When a copy of this selection from Samuel Johnson’s famous dictionary arrived last week, I was delighted, and immediately reminded of my late, and well-loved friend, Bill. He would have appreciated the book, chuckled over Johnson’s witty definitions, delighted in the words at play. We would have sat around the kitchen counter, alternately reading random definitions from the book, in between sips of wine.
Like every good writer I’ve ever known, Bill loved words, puns, wit, and the interplay of language.
Sadly, Bill died of esophageal cancer late last year, the same cancer that took my father a few years earlier. A nasty, painful, flesh-wasting disease. Because of that, Bill and I never got to sit down and share our thoughts about this book over a glass of wine, as we had done many times over many different books, before. I saw him a couple of weeks before his death, as he lay, bedridden, in palliative care. A thin shadow of the man who used to come up for long weekends to spend time with us.
Bill was a passionate reader and we shared many books and interests in common; especially those on Napoleonic and English history. He had a passion for British naval history, and Jane Austen’s life and times, and he was a fount of knowledge about the late 18th and early 19th centuries. He could quote Shakespeare, Gilbert & Sullivan, and Austen. He introduced us to numerous BBC dramas, comedies, and specials, and he was generous in lending his DVDs of them. He had a musical streak and we played guitar and ukulele together. And, of course, he loved words.
I was reading through this book the other night, and wondered how Johnson himself felt about friendship and death. James Boswell was his biographer, friend and companion late in his life, but did they share the same sort of closeness as I had with Bill? Boswell went off on a trip to Scotland when Johnson was sick, and was away when the latter died, in 1784. How did Johnson feel about Boswell’s absence, or Boswell and being so far away when his friend died?
Boswell’s comment on hearing of the death was, “He has made a chasm, which not only nothing can fill up, but which nothing has a tendency to fill up.” I felt similarly, when Barbara, Bill’s wife, called to tell me of passing, last year. And I felt relieved, not that he was gone, but that his suffering was finally over. I am not ashamed to admit I cried at the news.

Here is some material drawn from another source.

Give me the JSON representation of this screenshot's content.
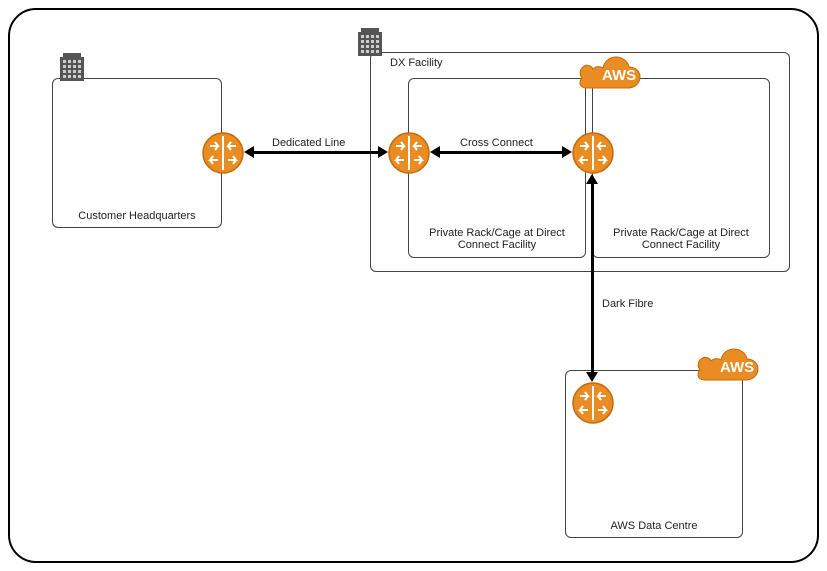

I’d known Bill since the late 1970s-early ’80s, back when we both worked on InfoAge magazine, years even before I met Susan. Many the evening back then we stayed up late and talked, sometimes argued, and drank our wine while playing chess, go, or some wargame – at which he almost always won. He was the smartest, funniest man I ever met and my time with him – our time, really, since he was a friend to both of us – was precious.
Michel de Montaigne wrote in his Essays that those people we “…commonly call friends, and friendships, are nothing but acquaintance, and familiarities, either occasionally contracted, or upon some design, by means of which, there happens some little intercourse betwixt our souls: but in the friendship I speak of, they mix and work themselves into one piece, with so universal a mixture, that there is no more sign of the seam by which they were first conjoyn’d.”
Montaigne believed we could only have one true friend in our lives. I don’t agree, but the number of truly close friends anyone can maintain simultaneously will always be limited. Intimacy cannot be spread too thinly, else it has no substance. Calling some Facebook stranger who you allow into your circle a “friend” is a mockery of the word. But Bill was a true and close friend.
I have had only a handful of close, dearly loved friends; a number I could easily count on my fingers. Few remain in my life today. Some are dead, others separated by distance and the gradual widening of the chasms of changing interests, family, and career paths. And for some, we simply outgrew one another. But I still treasure the memories, as I will my time with Bill. I will miss not being able to pick up the phone and chat with him about some book, some movie, some new song I’ve learned.
At my age, the death of my peers isn’t uncommon or even unexpected. None of us are getting out of here alive. Inevitability, however, doesn’t make it any less painful when someone close dies. Friends remain alive within us, a living part of our memories, never entirely gone as long as we remember, but I still miss those late-night chess games and discussions about politics, religion, sex, death, and life. And I wish he was still here so we could talk about Johnson and his dictionary; the conversation would have been entertaining and insightful.
Bill was a writer and editor, among his many talents and roles. In all my time with him, I cannot ever recall him using an inappropriate word, or placing a comma in the wrong place in a document. There are many days when I struggle to craft a sentence cleanly and concisely; Bill seemed to be able to do it effortlessly, a talent I both admired and envied. He read some of my manuscripts for me before publication; few people I know have been able to correct both my usage and pronunciation as Bill did.
It may be an odd association to you, but I expect to always think of Bill every time I pick up one of my Johnson collections to peruse. Every time I read a witty line, I will imagine how Bill might have read it and responded, likely with a clever wordplay or pun of his own. There is some joy in the wordplay that connects Bill and Johnson in my mind.
I close with Johnson’s own words; his definition of friend, which strikes home to me: “One joined to another in mutual benevolence and intimacy…”